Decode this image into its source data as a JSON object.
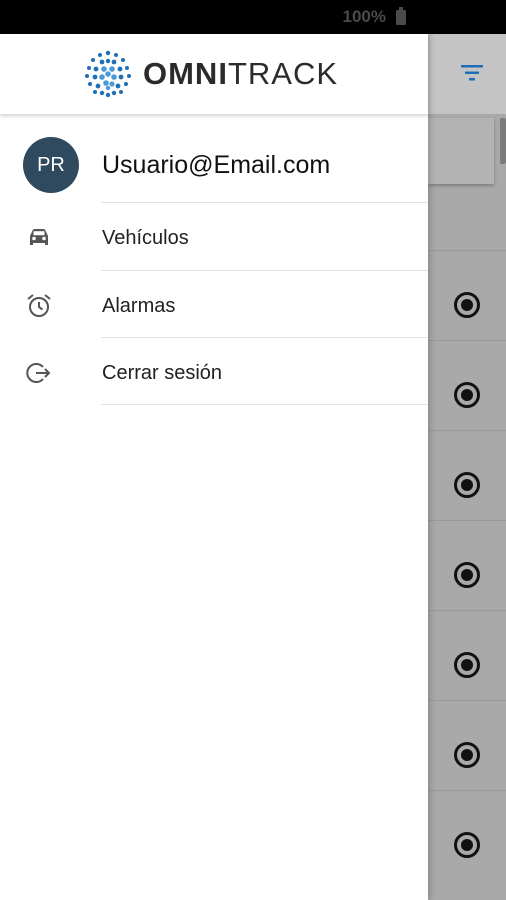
{
  "status_bar": {
    "battery_text": "100%"
  },
  "drawer": {
    "logo_text_bold": "OMNI",
    "logo_text_regular": "TRACK",
    "user": {
      "initials": "PR",
      "email": "Usuario@Email.com"
    },
    "menu": [
      {
        "label": "Vehículos",
        "icon": "car-icon"
      },
      {
        "label": "Alarmas",
        "icon": "alarm-clock-icon"
      },
      {
        "label": "Cerrar sesión",
        "icon": "logout-icon"
      }
    ]
  },
  "background_app": {
    "toolbar_icon": "filter-icon",
    "row_icon": "radio-selected-icon",
    "rows": 7
  },
  "colors": {
    "avatar_bg": "#2f4a5f",
    "accent": "#1e6fb8",
    "scrim": "#a9a9a9"
  }
}
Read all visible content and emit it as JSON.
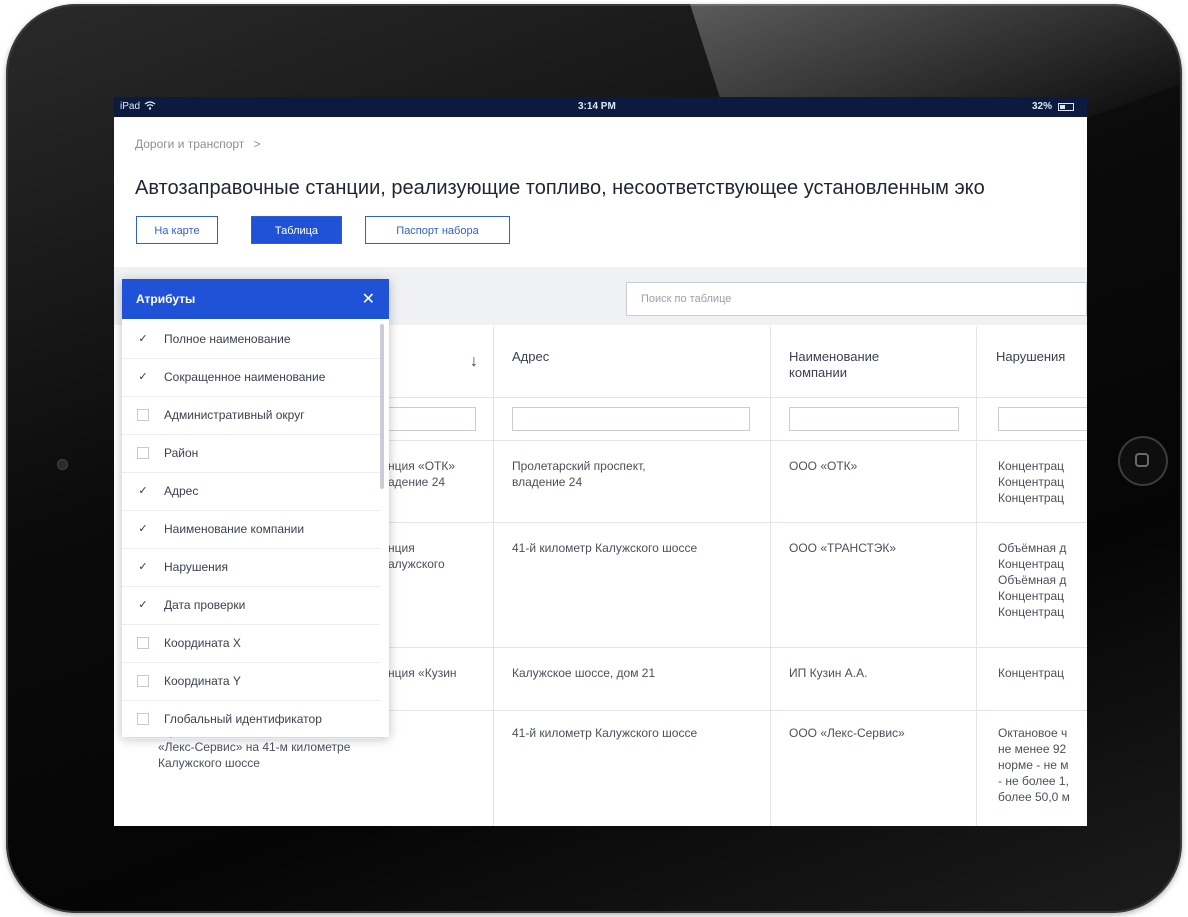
{
  "status_bar": {
    "device": "iPad",
    "wifi_icon": "wifi-icon",
    "time": "3:14 PM",
    "battery": "32%"
  },
  "breadcrumb": {
    "label": "Дороги и транспорт",
    "separator": ">"
  },
  "page_title": "Автозаправочные станции, реализующие топливо, несоответствующее установленным эко",
  "view_buttons": [
    {
      "label": "На карте",
      "active": false
    },
    {
      "label": "Таблица",
      "active": true
    },
    {
      "label": "Паспорт набора",
      "active": false
    }
  ],
  "search": {
    "placeholder": "Поиск по таблице"
  },
  "table": {
    "headers": [
      "Адрес",
      "Наименование компании",
      "Нарушения"
    ],
    "sort_icon": "arrow-down-icon",
    "rows": [
      {
        "name": "нция «ОТК»\nадение 24",
        "address": "Пролетарский проспект,\nвладение 24",
        "company": "ООО «ОТК»",
        "violations": "Концентрац\nКонцентрац\nКонцентрац"
      },
      {
        "name": "нция\nалужского",
        "address": "41-й километр Калужского шоссе",
        "company": "ООО «ТРАНСТЭК»",
        "violations": "Объёмная д\nКонцентрац\nОбъёмная д\nКонцентрац\nКонцентрац"
      },
      {
        "name": "нция «Кузин",
        "address": "Калужское шоссе, дом 21",
        "company": "ИП Кузин А.А.",
        "violations": "Концентрац"
      },
      {
        "name": "нция\n«Лекс-Сервис» на 41-м километре\nКалужского шоссе",
        "address": "41-й километр Калужского шоссе",
        "company": "ООО «Лекс-Сервис»",
        "violations": "Октановое ч\nне менее 92\nнорме - не м\n- не более 1,\nболее 50,0 м"
      }
    ]
  },
  "attributes_panel": {
    "title": "Атрибуты",
    "close_icon": "close-icon",
    "items": [
      {
        "label": "Полное наименование",
        "checked": true
      },
      {
        "label": "Сокращенное наименование",
        "checked": true
      },
      {
        "label": "Административный округ",
        "checked": false
      },
      {
        "label": "Район",
        "checked": false
      },
      {
        "label": "Адрес",
        "checked": true
      },
      {
        "label": "Наименование компании",
        "checked": true
      },
      {
        "label": "Нарушения",
        "checked": true
      },
      {
        "label": "Дата проверки",
        "checked": true
      },
      {
        "label": "Координата X",
        "checked": false
      },
      {
        "label": "Координата Y",
        "checked": false
      },
      {
        "label": "Глобальный идентификатор",
        "checked": false
      }
    ]
  },
  "colors": {
    "accent": "#1f52d6",
    "status_bar": "#0b1a3e"
  }
}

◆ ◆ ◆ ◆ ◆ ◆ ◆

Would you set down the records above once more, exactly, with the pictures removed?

→ **Written solution**
Decode this image into its source data as a JSON object.
{
  "status_bar": {
    "battery_text": "100%"
  },
  "drawer": {
    "logo_text_bold": "OMNI",
    "logo_text_regular": "TRACK",
    "user": {
      "initials": "PR",
      "email": "Usuario@Email.com"
    },
    "menu": [
      {
        "label": "Vehículos",
        "icon": "car-icon"
      },
      {
        "label": "Alarmas",
        "icon": "alarm-clock-icon"
      },
      {
        "label": "Cerrar sesión",
        "icon": "logout-icon"
      }
    ]
  },
  "background_app": {
    "toolbar_icon": "filter-icon",
    "row_icon": "radio-selected-icon",
    "rows": 7
  },
  "colors": {
    "avatar_bg": "#2f4a5f",
    "accent": "#1e6fb8",
    "scrim": "#a9a9a9"
  }
}
Read all visible content and emit it as JSON.
{
  "status_bar": {
    "device": "iPad",
    "wifi_icon": "wifi-icon",
    "time": "3:14 PM",
    "battery": "32%"
  },
  "breadcrumb": {
    "label": "Дороги и транспорт",
    "separator": ">"
  },
  "page_title": "Автозаправочные станции, реализующие топливо, несоответствующее установленным эко",
  "view_buttons": [
    {
      "label": "На карте",
      "active": false
    },
    {
      "label": "Таблица",
      "active": true
    },
    {
      "label": "Паспорт набора",
      "active": false
    }
  ],
  "search": {
    "placeholder": "Поиск по таблице"
  },
  "table": {
    "headers": [
      "Адрес",
      "Наименование компании",
      "Нарушения"
    ],
    "sort_icon": "arrow-down-icon",
    "rows": [
      {
        "name": "нция «ОТК»\nадение 24",
        "address": "Пролетарский проспект,\nвладение 24",
        "company": "ООО «ОТК»",
        "violations": "Концентрац\nКонцентрац\nКонцентрац"
      },
      {
        "name": "нция\nалужского",
        "address": "41-й километр Калужского шоссе",
        "company": "ООО «ТРАНСТЭК»",
        "violations": "Объёмная д\nКонцентрац\nОбъёмная д\nКонцентрац\nКонцентрац"
      },
      {
        "name": "нция «Кузин",
        "address": "Калужское шоссе, дом 21",
        "company": "ИП Кузин А.А.",
        "violations": "Концентрац"
      },
      {
        "name": "нция\n«Лекс-Сервис» на 41-м километре\nКалужского шоссе",
        "address": "41-й километр Калужского шоссе",
        "company": "ООО «Лекс-Сервис»",
        "violations": "Октановое ч\nне менее 92\nнорме - не м\n- не более 1,\nболее 50,0 м"
      }
    ]
  },
  "attributes_panel": {
    "title": "Атрибуты",
    "close_icon": "close-icon",
    "items": [
      {
        "label": "Полное наименование",
        "checked": true
      },
      {
        "label": "Сокращенное наименование",
        "checked": true
      },
      {
        "label": "Административный округ",
        "checked": false
      },
      {
        "label": "Район",
        "checked": false
      },
      {
        "label": "Адрес",
        "checked": true
      },
      {
        "label": "Наименование компании",
        "checked": true
      },
      {
        "label": "Нарушения",
        "checked": true
      },
      {
        "label": "Дата проверки",
        "checked": true
      },
      {
        "label": "Координата X",
        "checked": false
      },
      {
        "label": "Координата Y",
        "checked": false
      },
      {
        "label": "Глобальный идентификатор",
        "checked": false
      }
    ]
  },
  "colors": {
    "accent": "#1f52d6",
    "status_bar": "#0b1a3e"
  }
}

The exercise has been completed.